We live in a world beyond belief. Event though roughly 80% of Canadians choose not to attend church on any kind of regular basis, that doesn’t mean we live in a nation of atheists. In fact, most continue to believe in the idea of God. But they’re indifferent to religion. It’s fine for people if that’s what works for them, but it’s not an essential part of being a productive member of society.
The Missional Church, the church who is sent, can’t make belief our primary standard for finding Life in Jesus in anymore, because belief isn’t basic. Belief is a willingness to open yourself up to God doing something in your heart, head and hands. Belief is trust. So to reach a world beyond belief, you can’t start with belief.
The Missional Church is the church who are willing to recognize how much things have been turned upside down and so to be effective means we might need to stand on our heads. We might need to be willing to look a little more foolish for the sake of being a little more effective.
The Missional Church starts with belonging. Rather than seeking to make people outside of the church think and act like us, we seek to see what God is doing in our neighbourhood and in the lives of its people and move together from that starting point.

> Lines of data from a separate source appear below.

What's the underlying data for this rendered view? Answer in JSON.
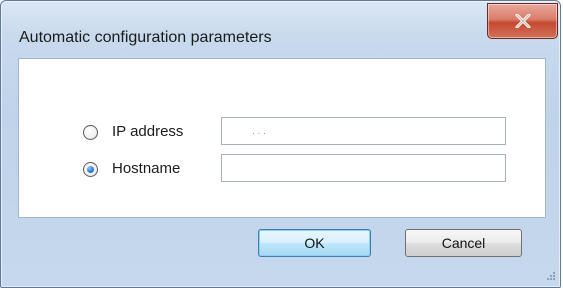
{
  "window": {
    "title": "Automatic configuration parameters",
    "close_glyph": "X"
  },
  "options": [
    {
      "label": "IP address",
      "selected": false,
      "value": ". . .",
      "placeholder": ""
    },
    {
      "label": "Hostname",
      "selected": true,
      "value": "",
      "placeholder": ""
    }
  ],
  "buttons": {
    "ok": "OK",
    "cancel": "Cancel"
  },
  "colors": {
    "accent": "#2a7fd0",
    "close_button": "#c44a31",
    "frame": "#c6d8ec"
  }
}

Belonging changes the way you act. A 2020 University of Vermont study of College students during the Pandemic found a positive link between a sense of belonging and greater happiness and overall well-being, as well as an overall reduction in the mental health outcomes including Anxiety, Depression, Hopelessness, Loneliness, Social Anxiety, and Suicidal Thoughts. We’re made to be part of a tribe. And when we discover that we belong, we can’t help but reorient our behaviour patterns to conform to what’s normal in our tribe. Belonging leads people to be more Loving, Joyful, Peaceful, Patient, Kind, Generous, Self-Controlled and Gentle.
And how we act becomes what believe.
The Chinese Philosopher Lao Tzu put it this way:
Watch your thoughts, they become your words; watch your words, they become your actions; watch your actions, they become your habits; watch your habits, they become your character; watch your character, it becomes your destiny.
But that’s a little wordy. I prefer the Catholic Theologian Richard Rohr’s simple take:
we do not think ourselves into new ways of living, we live ourselves into new ways of thinking.
This is Order of Operations for Evangelism in the Missional Church. Belong Behave Believe.
And it’s why I think our Chippawalks are so important. We can’t watch for God in our neighbourhood if we don’t know our neighbourhood.
We will see you Sunday, online or in person.
I remain yours in Christ,